EXERCISE: Would you please copy each line of the data in which the string "subtitle" occurs?

[Opening DATASET ENTRIES section]

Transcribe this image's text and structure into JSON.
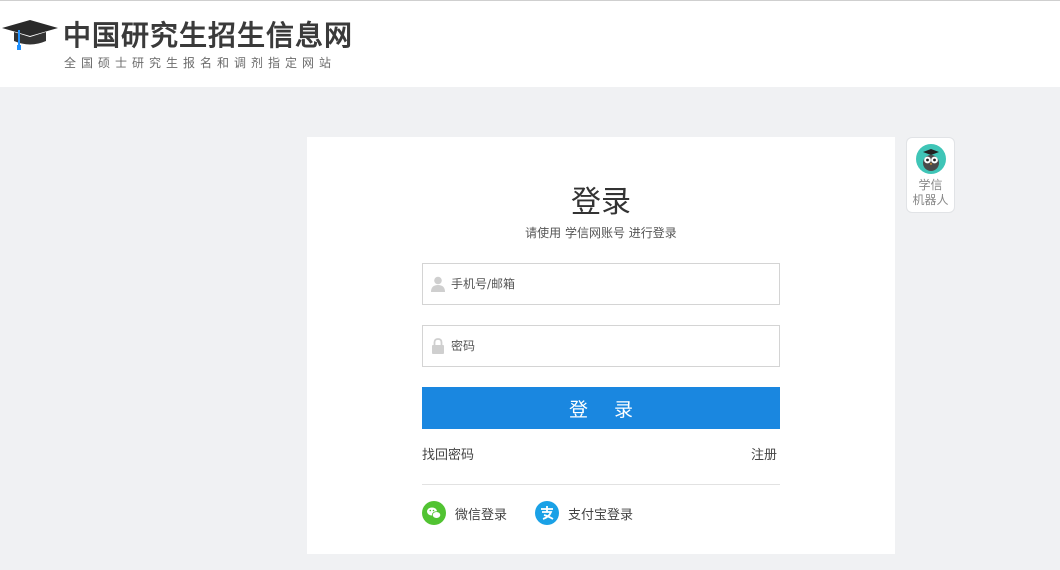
{
  "header": {
    "title": "中国研究生招生信息网",
    "subtitle": "全国硕士研究生报名和调剂指定网站"
  },
  "login": {
    "title": "登录",
    "subtitle": "请使用 学信网账号 进行登录",
    "username_placeholder": "手机号/邮箱",
    "username_value": "",
    "password_placeholder": "密码",
    "password_value": "",
    "submit_label": "登 录",
    "forgot_label": "找回密码",
    "register_label": "注册",
    "wechat_label": "微信登录",
    "alipay_label": "支付宝登录"
  },
  "robot": {
    "label_line1": "学信",
    "label_line2": "机器人"
  },
  "colors": {
    "accent": "#1a87e0",
    "wechat": "#51c332",
    "alipay": "#1aa1e6",
    "page_bg": "#f0f1f3"
  },
  "icons": {
    "logo": "graduation-cap-icon",
    "username": "user-icon",
    "password": "lock-icon",
    "wechat": "wechat-icon",
    "alipay": "alipay-icon",
    "robot": "owl-robot-icon"
  }
}
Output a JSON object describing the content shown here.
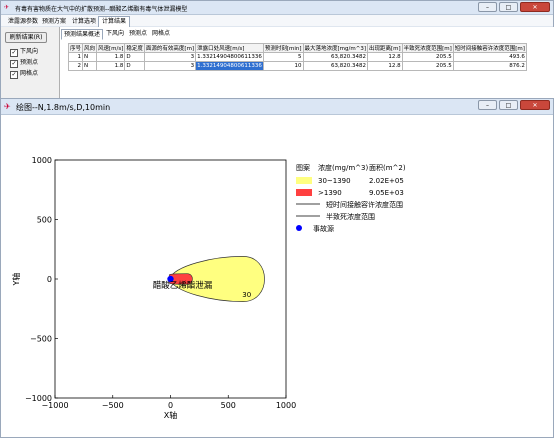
{
  "main_window": {
    "title": "有毒有害物质在大气中的扩散预测--醋酸乙烯酯有毒气体泄漏模型",
    "menu": [
      "泄露源参数",
      "预测方案",
      "计算选项",
      "计算结果"
    ],
    "left": {
      "refresh_label": "刷新结果(R)",
      "checks": [
        {
          "label": "下风向",
          "checked": true
        },
        {
          "label": "预测点",
          "checked": true
        },
        {
          "label": "网格点",
          "checked": true
        }
      ]
    },
    "subtabs": [
      "预测结果概述",
      "下风向",
      "预测点",
      "网格点"
    ],
    "table": {
      "headers": [
        "序号",
        "风向",
        "风速[m/s]",
        "稳定度",
        "面源的有效高度[m]",
        "泄露口处风速[m/s]",
        "预测时刻[min]",
        "最大落地浓度[mg/m^3]",
        "出现距离[m]",
        "半致死浓度范围[m]",
        "短时间接触容许浓度范围[m]"
      ],
      "rows": [
        [
          "1",
          "N",
          "1.8",
          "D",
          "3",
          "1.33214904800611336",
          "5",
          "63,820.3482",
          "12.8",
          "205.5",
          "493.6"
        ],
        [
          "2",
          "N",
          "1.8",
          "D",
          "3",
          "1.33214904800611336",
          "10",
          "63,820.3482",
          "12.8",
          "205.5",
          "876.2"
        ]
      ]
    }
  },
  "plot_window": {
    "title": "绘图--N,1.8m/s,D,10min"
  },
  "chart_data": {
    "type": "contour",
    "xlabel": "X轴",
    "ylabel": "Y轴",
    "xlim": [
      -1000,
      1000
    ],
    "ylim": [
      -1000,
      1000
    ],
    "xticks": [
      -1000,
      -500,
      0,
      500,
      1000
    ],
    "yticks": [
      -1000,
      -500,
      0,
      500,
      1000
    ],
    "legend": {
      "headers": [
        "图案",
        "浓度(mg/m^3)",
        "面积(m^2)"
      ],
      "entries": [
        {
          "pattern": "fill",
          "color": "#ffff80",
          "range": "30~1390",
          "area": "2.02E+05"
        },
        {
          "pattern": "fill",
          "color": "#ff4040",
          "range": ">1390",
          "area": "9.05E+03"
        },
        {
          "pattern": "line",
          "color": "#404040",
          "label": "短时间接触容许浓度范围"
        },
        {
          "pattern": "line",
          "color": "#404040",
          "label": "半致死浓度范围"
        },
        {
          "pattern": "dot",
          "color": "#0000ff",
          "label": "事故源"
        }
      ]
    },
    "plume_outer": {
      "level": 30,
      "x_end": 876.2,
      "half_width": 190,
      "color": "#ffff80"
    },
    "plume_inner": {
      "level": 1390,
      "x_end": 205.5,
      "half_width": 45,
      "color": "#ff4040"
    },
    "source": {
      "x": 0,
      "y": 0,
      "label": "醋酸乙烯酯泄漏"
    },
    "contour_label": "30"
  }
}
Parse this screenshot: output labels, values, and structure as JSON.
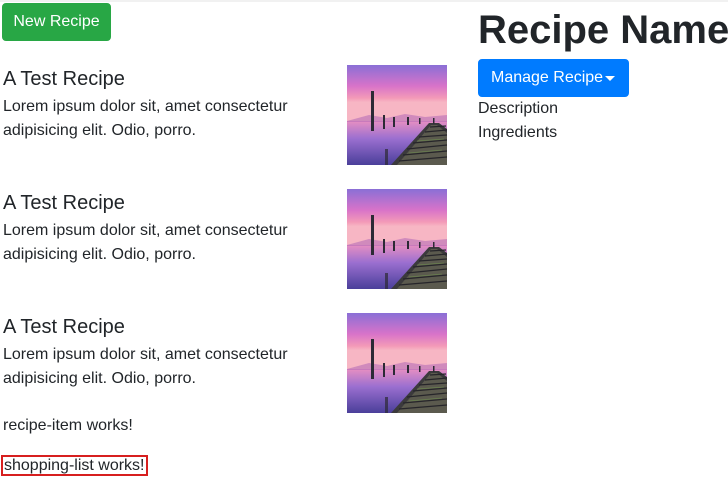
{
  "header": {
    "new_recipe_label": "New Recipe"
  },
  "recipes": [
    {
      "name": "A Test Recipe",
      "description": "Lorem ipsum dolor sit, amet consectetur adipisicing elit. Odio, porro."
    },
    {
      "name": "A Test Recipe",
      "description": "Lorem ipsum dolor sit, amet consectetur adipisicing elit. Odio, porro."
    },
    {
      "name": "A Test Recipe",
      "description": "Lorem ipsum dolor sit, amet consectetur adipisicing elit. Odio, porro."
    }
  ],
  "recipe_item_status": "recipe-item works!",
  "shopping_list_status": "shopping-list works!",
  "detail": {
    "title": "Recipe Name",
    "manage_label": "Manage Recipe",
    "description_label": "Description",
    "ingredients_label": "Ingredients"
  },
  "colors": {
    "success": "#28a745",
    "primary": "#007bff",
    "highlight_border": "#d71f1f"
  },
  "icons": {
    "manage_dropdown": "caret-down-icon",
    "recipe_thumbnail": "pier-sunset-image"
  }
}
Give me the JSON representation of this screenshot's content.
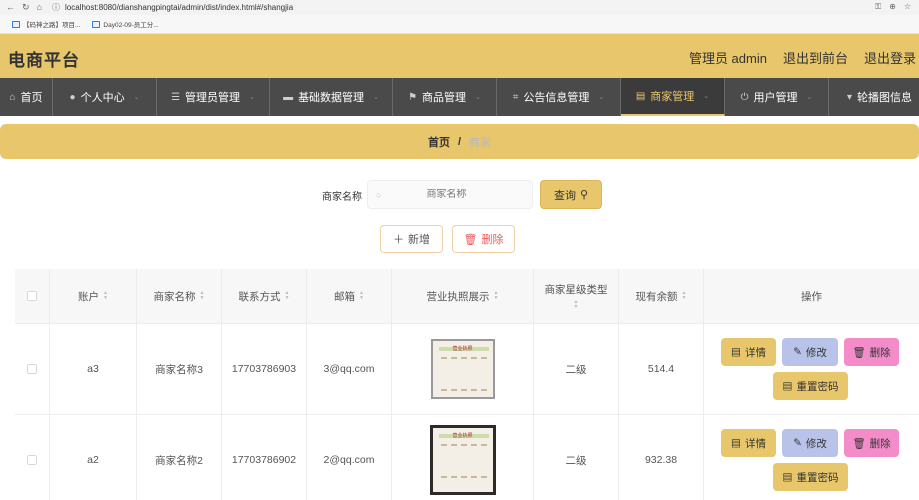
{
  "browser": {
    "url": "localhost:8080/dianshangpingtai/admin/dist/index.html#/shangjia",
    "bookmarks": [
      "【码神之路】项目...",
      "Day02-09-员工分..."
    ]
  },
  "header": {
    "title": "电商平台",
    "links": [
      "管理员 admin",
      "退出到前台",
      "退出登录"
    ]
  },
  "nav": {
    "items": [
      {
        "label": "首页",
        "icon": "home-icon"
      },
      {
        "label": "个人中心",
        "icon": "user-icon"
      },
      {
        "label": "管理员管理",
        "icon": "sliders-icon"
      },
      {
        "label": "基础数据管理",
        "icon": "briefcase-icon"
      },
      {
        "label": "商品管理",
        "icon": "flag-icon"
      },
      {
        "label": "公告信息管理",
        "icon": "crop-icon"
      },
      {
        "label": "商家管理",
        "icon": "calendar-icon"
      },
      {
        "label": "用户管理",
        "icon": "power-icon"
      },
      {
        "label": "轮播图信息",
        "icon": "pin-icon"
      }
    ],
    "active": "商家管理"
  },
  "breadcrumb": {
    "home": "首页",
    "separator": "/",
    "current": "商家"
  },
  "search": {
    "label": "商家名称",
    "placeholder": "商家名称",
    "button": "查询"
  },
  "actions": {
    "add": "新增",
    "delete": "删除"
  },
  "table": {
    "columns": [
      "账户",
      "商家名称",
      "联系方式",
      "邮箱",
      "营业执照展示",
      "商家星级类型",
      "现有余额",
      "操作"
    ],
    "rows": [
      {
        "account": "a3",
        "name": "商家名称3",
        "phone": "17703786903",
        "email": "3@qq.com",
        "license_title": "营业执照",
        "level": "二级",
        "balance": "514.4"
      },
      {
        "account": "a2",
        "name": "商家名称2",
        "phone": "17703786902",
        "email": "2@qq.com",
        "license_title": "营业执照",
        "level": "二级",
        "balance": "932.38"
      }
    ],
    "row_actions": {
      "detail": "详情",
      "edit": "修改",
      "remove": "删除",
      "reset": "重置密码"
    }
  },
  "colors": {
    "accent": "#e8c66b",
    "nav_bg": "#4a4a4a",
    "edit": "#b9c3ea",
    "remove": "#f38cc8",
    "danger": "#e85a5a"
  }
}
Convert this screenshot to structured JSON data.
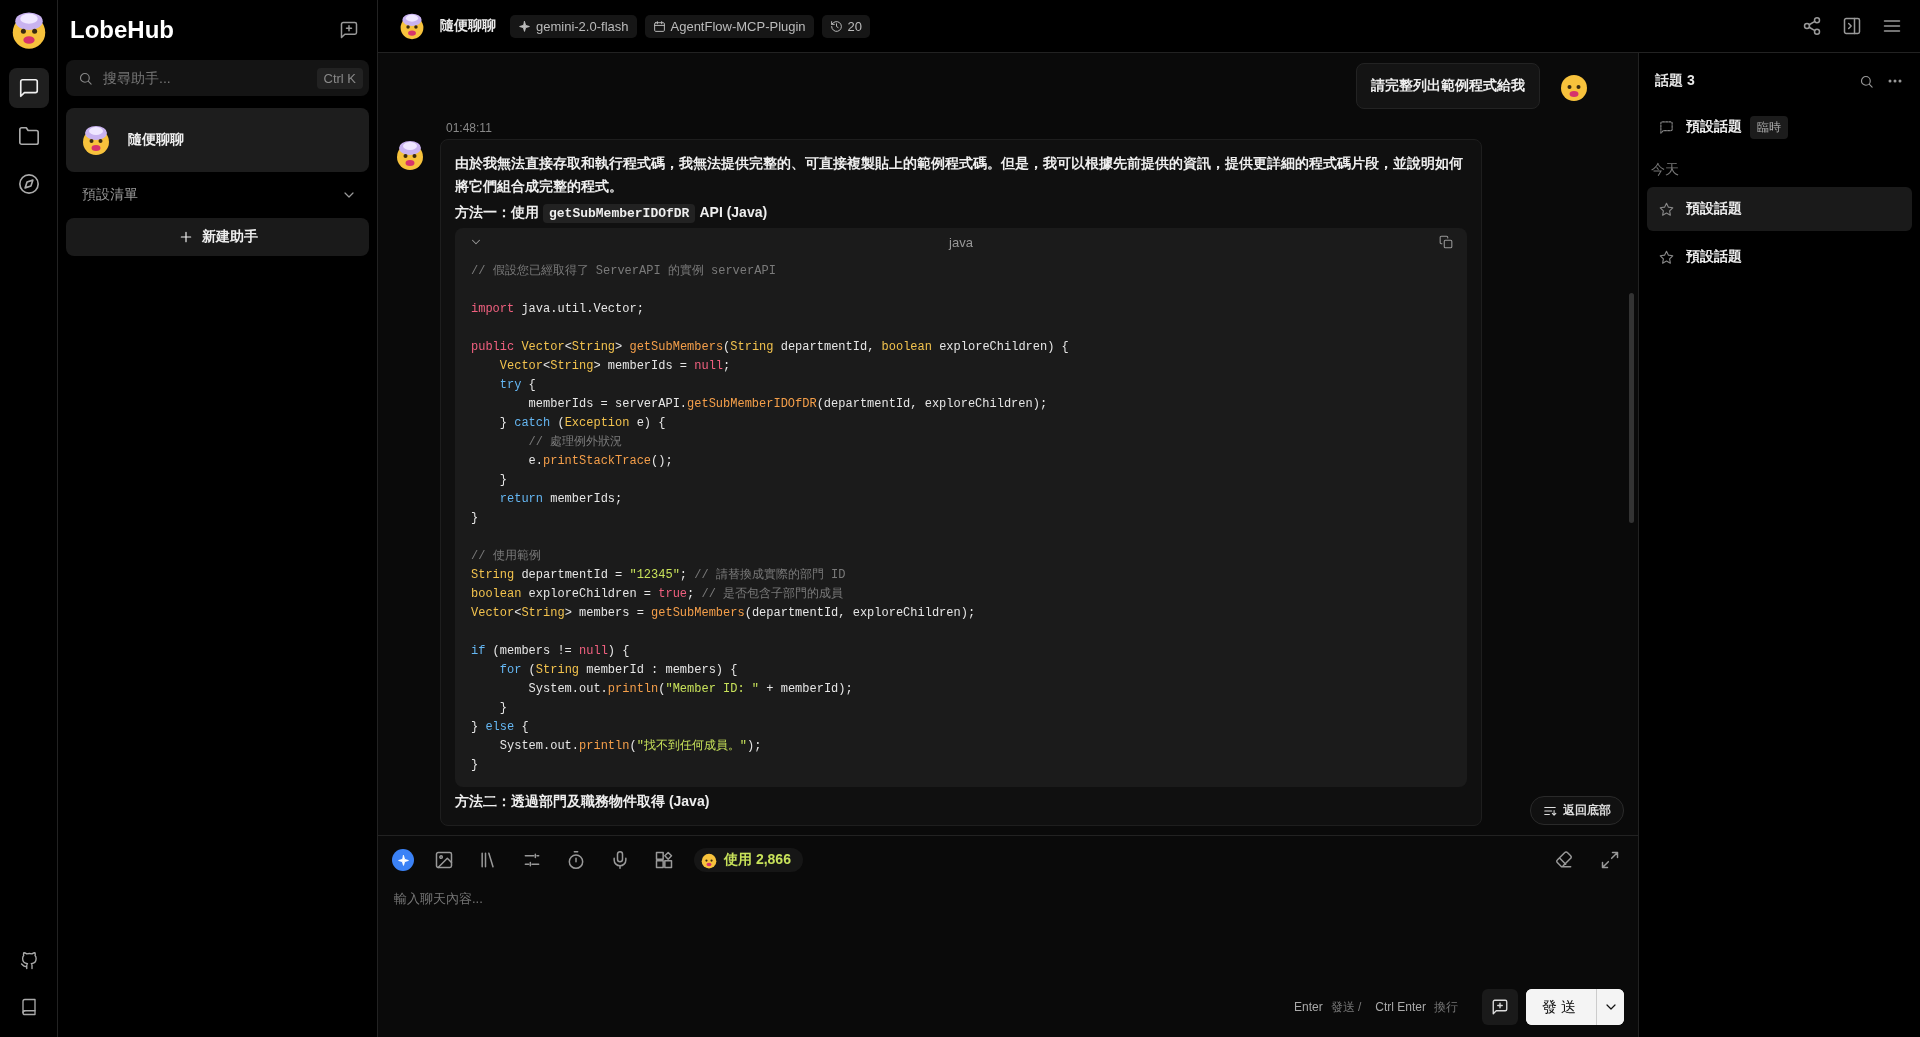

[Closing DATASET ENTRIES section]

TASK ANSWER:
    "subtitle": "全国硕士研究生报名和调剂指定网站"
    "subtitle": "请使用 学信网账号 进行登录",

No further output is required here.